5) The writing. These books are littered with social commentaries that are as relevant today as they were when they were penned – touching upon inner city poverty, animal cruelty and perceptions of traveller community amongst other things – and Jinny is a perfectly flawed heroine who is locked in a perpetual struggle with doing what she knows to be right and what she knows to be easy. You can tell that this isn't a Pony Club romp, nor a series written for commercial value, but one written from the very soul of a woman who not only loves horses but language too. These books contain sentences so perfect that that they make me want to cry with love for the words, here's one of my favourite paragraphs:

The afterglow of sunset turned sky, sea and wet sands into a glowing sapphire. We must be breathing blue air, Jinny thought. Sue and Marlene were walking the horses at the water’s edge and the spray from their horses’ hooves glittered ice blue, diamond, aquamarine. They were held in a jewelled paperweight of sky and sea.

These are all the reasons why I love this series, but don't just take my word for it, have a look yourself. Buy a copy and, as Ken, the insightful young drifter who lives with Jinny's family would say, 'Take joy.'

Wednesday, 15 June 2011

Why I commissioned... LEGACY OF FIRE

Twitter-style summary: Joanna is struggling to come to terms with the responsibilities she's inherited, but it isn't long before she and XL are flying into danger.

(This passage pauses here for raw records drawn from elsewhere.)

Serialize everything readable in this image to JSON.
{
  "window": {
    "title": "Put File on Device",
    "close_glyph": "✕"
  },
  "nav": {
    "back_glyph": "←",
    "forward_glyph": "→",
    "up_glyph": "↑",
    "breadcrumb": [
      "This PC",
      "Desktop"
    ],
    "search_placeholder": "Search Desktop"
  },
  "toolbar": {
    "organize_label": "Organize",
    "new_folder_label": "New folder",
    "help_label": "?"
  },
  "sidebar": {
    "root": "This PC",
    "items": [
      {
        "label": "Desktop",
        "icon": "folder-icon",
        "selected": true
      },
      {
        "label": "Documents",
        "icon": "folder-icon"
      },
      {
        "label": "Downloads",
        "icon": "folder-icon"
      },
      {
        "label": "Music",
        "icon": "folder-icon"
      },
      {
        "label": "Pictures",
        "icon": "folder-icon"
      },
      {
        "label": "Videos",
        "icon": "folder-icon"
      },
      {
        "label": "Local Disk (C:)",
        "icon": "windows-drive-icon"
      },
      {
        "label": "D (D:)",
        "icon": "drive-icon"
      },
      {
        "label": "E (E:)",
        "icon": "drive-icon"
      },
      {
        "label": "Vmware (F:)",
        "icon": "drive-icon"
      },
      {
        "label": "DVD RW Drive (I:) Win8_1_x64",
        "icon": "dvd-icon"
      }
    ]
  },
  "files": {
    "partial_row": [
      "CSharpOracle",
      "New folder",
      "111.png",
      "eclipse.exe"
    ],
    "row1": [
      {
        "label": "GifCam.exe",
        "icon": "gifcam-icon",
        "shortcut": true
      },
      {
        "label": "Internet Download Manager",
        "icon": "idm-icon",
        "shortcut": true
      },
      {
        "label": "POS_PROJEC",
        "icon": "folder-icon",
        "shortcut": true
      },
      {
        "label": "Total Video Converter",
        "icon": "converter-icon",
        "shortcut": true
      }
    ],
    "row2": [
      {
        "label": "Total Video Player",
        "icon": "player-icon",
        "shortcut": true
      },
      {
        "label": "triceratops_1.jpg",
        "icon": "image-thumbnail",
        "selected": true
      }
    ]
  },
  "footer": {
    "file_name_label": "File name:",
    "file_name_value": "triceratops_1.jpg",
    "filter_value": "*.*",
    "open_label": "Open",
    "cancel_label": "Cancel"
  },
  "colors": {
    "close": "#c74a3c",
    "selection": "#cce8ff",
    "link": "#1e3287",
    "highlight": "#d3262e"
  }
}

Legacy of Fire is the second book in the Dragon Racer series by Margaret Bateson-Hill. Like its predecessor, Legacy of Fire is a speedy read with high-octane (OK, so not octane, that would be dangerous given we're talking about fire-breathing dragons... high-adrenaline?) action sympathetic characters and fantastic finishing touches.

In this book, Joanna ‘Jojo’ Morris, youngest ever world champion dragon racer, is struggling to come to terms with the loss of her mentor, Vincent, and the awesome responsibility of inheriting the Brixton Caves – and the politics that come with it. Feeling lost in a world that she's meant to dominate, Joanna finds herself losing touch with her trainer the wonderfully prickly Spiky Mike, feuding with Isaac, the new egg-turner and competing with her first ever crush, new dragon racer Dominic Peters. Only her beloved Excelsior seems to understand her. But Joanna has bigger things to worry about. Supervillain Marius King might be locked up in jail for the crimes he committed in the last book, but he's plotting a revenge that will bring the dragon racing world to its knees...

Although the story is fast and tight, it's Margaret's grasp of the obsessive nature of a young reader that draws me in. Having spent a lot of time in schools and libraries she knows the details that make a setting come alive: how do you mind blend with a dragon? What would you wear? Who would you meet? The wide cast of characters provides something for everyone whilst simultaneously giving Joanna something to rail against, yet run to for comfort.

Ostensibly this is a series about the excitement of a dream come true, but it also gives gentle insight into the weight of responsibility that comes with excelling at something before you've the maturity to handle the consequences. And it's about friendship, finding it, keeping it and valuing it. Only Joanna also has something we all covet – a gregarious dragon for a best friend. Of course.

Margaret made her own book trailer for this, which you can check out here. And there's a dedocated Dragon Racer website at too.